Firuz also took up many welfare measures. He set up hospitals for free treatment of the poor. He promoted agriculture by digging of wells and by constructing many irrigation canals. These canals were meant for irrigation purposes and also for providing water to some of the new towns which were built by Firuz. These towns Hissar (in Haryana) and Firuzabad (in Uttar Pradesh) exist even today. After Firuz’s death, the Delhi Sultanate rapidly declined. The governors of provinces became independent and the Sultanate of Delhi was confined to a small area surrounding Delhi.

Timur’s Invasion (1389-99 CE)

The Mongol ruler Timur ruled over a large empire in Central Asia. He claimed to be a descendent of Ghenghis Khan. He invaded India and plundered Delhi. The last Tughluq Sltan, Nasir-ud-din could not fight him. Timur’s army brutally massacred thousands of people and with the loot, he decorated his kingdom, Samarkand, building many beautiful mosques and palaces. Before leaving Delhi, Timur made Khizr Khan his deputy ruler in India, who eventually became the first Sayyid ruler in 1414 CE.

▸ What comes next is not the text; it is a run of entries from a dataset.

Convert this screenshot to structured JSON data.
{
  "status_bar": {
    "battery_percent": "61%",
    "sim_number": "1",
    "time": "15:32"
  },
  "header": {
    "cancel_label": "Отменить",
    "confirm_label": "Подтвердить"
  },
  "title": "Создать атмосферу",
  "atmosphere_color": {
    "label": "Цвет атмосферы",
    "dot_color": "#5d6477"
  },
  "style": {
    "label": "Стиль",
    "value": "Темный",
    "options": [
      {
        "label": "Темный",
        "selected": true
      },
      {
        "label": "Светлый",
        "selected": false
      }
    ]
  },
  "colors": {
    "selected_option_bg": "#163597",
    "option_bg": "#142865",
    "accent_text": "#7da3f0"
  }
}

THE SAYYID DYNASTY

The Sayyid Dynasty was formed amidst Chaos when there was no figure or authority to control Delhi. There were four Sayyid kings.

Khizr Khan (1414-1421 CE)

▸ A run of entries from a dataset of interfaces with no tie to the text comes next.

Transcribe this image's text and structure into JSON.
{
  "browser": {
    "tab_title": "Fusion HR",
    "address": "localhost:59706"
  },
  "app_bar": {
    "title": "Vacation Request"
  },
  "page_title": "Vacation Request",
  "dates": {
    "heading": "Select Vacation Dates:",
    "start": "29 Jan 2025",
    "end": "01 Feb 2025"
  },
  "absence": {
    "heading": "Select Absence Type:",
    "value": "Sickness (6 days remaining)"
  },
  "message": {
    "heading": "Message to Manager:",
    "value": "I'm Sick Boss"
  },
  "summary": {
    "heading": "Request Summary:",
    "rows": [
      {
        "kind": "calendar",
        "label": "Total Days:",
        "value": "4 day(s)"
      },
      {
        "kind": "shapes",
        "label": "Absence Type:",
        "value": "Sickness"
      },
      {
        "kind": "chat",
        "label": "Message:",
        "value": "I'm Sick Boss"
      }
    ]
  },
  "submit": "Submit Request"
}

Khizr Khan was appointed as the Governor of Multan by Firuz Shah Tughlug. He participated in

war of succession among the rival princes after the death of Firoz Shah, When Timur attacked India, he offered his services to Timur. Timur was pleased with his services and before he left India, he appointed Khizr Khan as the governor of Multan, Lahore and Dipalpur. During this reign the subedars of Punjab, Bhatinda and Doab broke out in revolt and his whole period was spent in trying to suppress them. Khizr Khan ruled till 1421. He was succeeded by his son Mubarak Shah.

Mubarak Shah (1421-1434 CE)

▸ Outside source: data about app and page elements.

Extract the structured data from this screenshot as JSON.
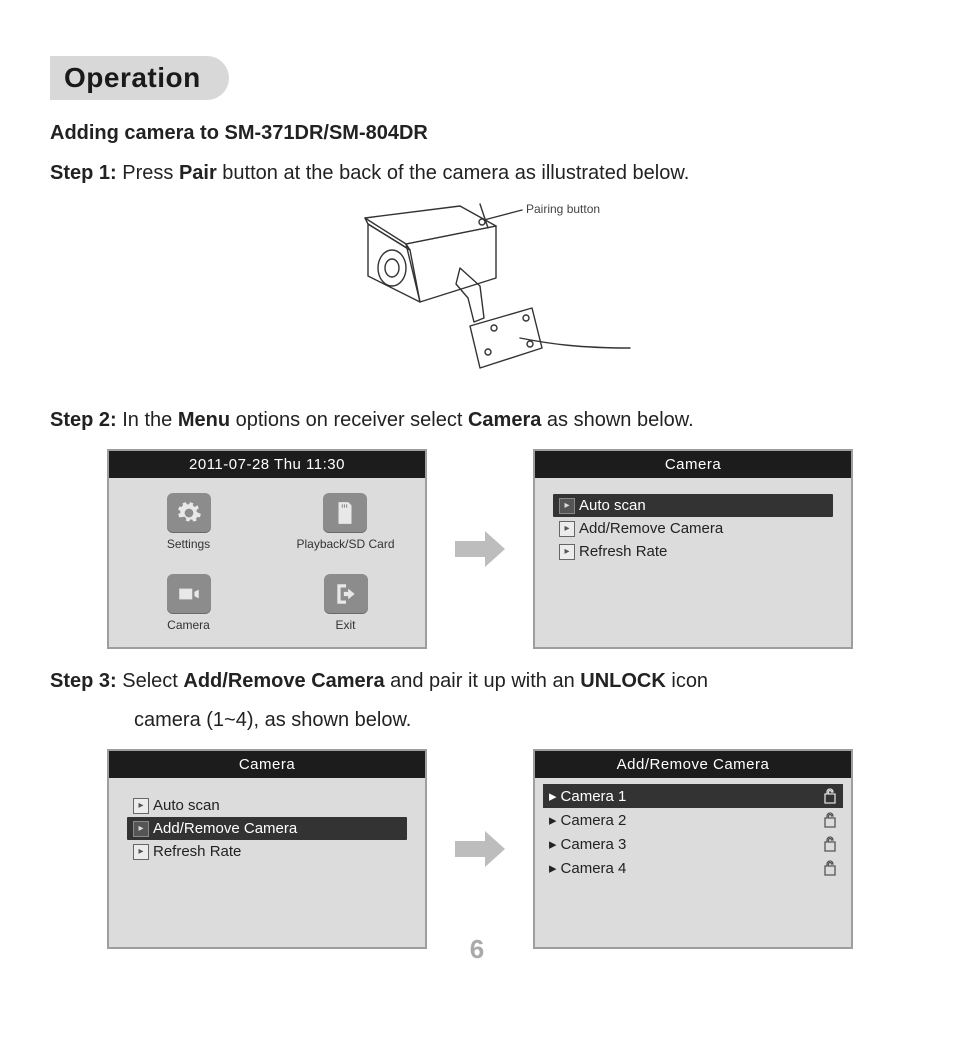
{
  "section_title": "Operation",
  "sub_heading": "Adding camera to SM-371DR/SM-804DR",
  "step1": {
    "label": "Step 1:",
    "pre": " Press ",
    "b1": "Pair",
    "post": " button at the back of the camera as illustrated below."
  },
  "cam_illustration": {
    "callout": "Pairing button"
  },
  "step2": {
    "label": "Step 2:",
    "pre": " In the ",
    "b1": "Menu",
    "mid": " options on receiver select ",
    "b2": "Camera",
    "post": " as shown below."
  },
  "screen_menu": {
    "header": "2011-07-28 Thu  11:30",
    "items": [
      {
        "label": "Settings",
        "icon": "gear"
      },
      {
        "label": "Playback/SD Card",
        "icon": "sd"
      },
      {
        "label": "Camera",
        "icon": "camera"
      },
      {
        "label": "Exit",
        "icon": "exit"
      }
    ]
  },
  "screen_camera_menu1": {
    "header": "Camera",
    "items": [
      {
        "label": "Auto scan",
        "selected": true
      },
      {
        "label": "Add/Remove  Camera",
        "selected": false
      },
      {
        "label": "Refresh Rate",
        "selected": false
      }
    ]
  },
  "step3": {
    "label": "Step 3:",
    "pre": " Select ",
    "b1": "Add/Remove Camera",
    "mid": " and pair it up with an ",
    "b2": "UNLOCK",
    "post": " icon",
    "line2": "camera (1~4), as shown below."
  },
  "screen_camera_menu2": {
    "header": "Camera",
    "items": [
      {
        "label": "Auto scan",
        "selected": false
      },
      {
        "label": "Add/Remove  Camera",
        "selected": true
      },
      {
        "label": "Refresh Rate",
        "selected": false
      }
    ]
  },
  "screen_add_remove": {
    "header": "Add/Remove Camera",
    "items": [
      {
        "label": "Camera 1",
        "selected": true,
        "lock": "unlock"
      },
      {
        "label": "Camera 2",
        "selected": false,
        "lock": "unlock"
      },
      {
        "label": "Camera 3",
        "selected": false,
        "lock": "unlock"
      },
      {
        "label": "Camera 4",
        "selected": false,
        "lock": "unlock"
      }
    ]
  },
  "page_number": "6"
}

Like his father, Mubarak Shah was an efficient ruler. He undertook disciplinary action against jagirdars and nobles to collect revenue from them. This assertion of the right of the Sultan displeased the jagirdars and nobles who treated their provinces as their own property. It created trouble for the Sultan who had to fight against his own nobles who were against him.

Muhammad Shah (1434-1443 CE)

The nobles put Muhammad Shah on the throne. Muhammad Shah was Mubarak Shah’s nephew. He was authorized to rule a meagre area of around 30 miles. The rest of the Sultanate was ruled by the nobles.

Alauddin Alam Shah (1443-1451 CE)

After the death of Muhammad Shah, his son took over the throne under the title of Alam Shah. The last Sayyid king lost Delhi to Bahlul Lodi in 1451. With this the Sayyid dynasty came to an end.

The Lodi Dynasty             

The Lodi Dynasty was established by the Ghizlai tribe of the Afghans. There were three main

rulers of the Lodi dynasty.

Bahlol Lodi (1451-1488 CE)

Bahlol Lodi was an Afghan ruler and founder of the Lodi dynasty. He spent most of his time in fighting against the Sharqi dynasty and ultimately annexed it. He placed his eldest son Barbak on the throne of Jaunpur and his second son Sikander succeeded him after his death. Sikandar

Sikandar Lodi (1488-1517 CE)

Sikandar Lodhi, whose real name was Nizam Shah, ascended the throne of Delhi in 1488 CE. He is believed to be the greatest ruler of the Lodi dynasty. In 1503 CE, he founded the city of Agra and it the headquarters of his army.

Sikandar was a good administrator. Like Balban, he maintained the dignity of his office. Trade was promoted through better and protected roads. The book Tarikh-i-Daudi speaks highly of the Sultan. In 1517 CE, he fell ill and died. The Lodis built tombs in gardens. The Mughals later followed this style.

Ibrahim Lodi (1517-1526 CE)

Ibrahim Lodi was the last king of the Delhi Sultanate. He was the son of Sikandar Lodi and he sat on the throne of Delhi in 1517 CE. He was peevish and ill-tempered, and lost the sympathy of his relatives and nobles. Revolts broke out everywhere. Alam Khan, his uncle, went to Babur in Afghanistan and invited him to invade Delhi.

Babur, the Mughal king of Afghanistan, invaded India. He reached Panipat, near Delhi, in 1526 CE. There was a fierce battle between the forces of Babur and Ibrahim. Ibrahim was defeated and killed. Thus, the Delhi Sultanate came to an end. Babur founded the Mughal Empire in India.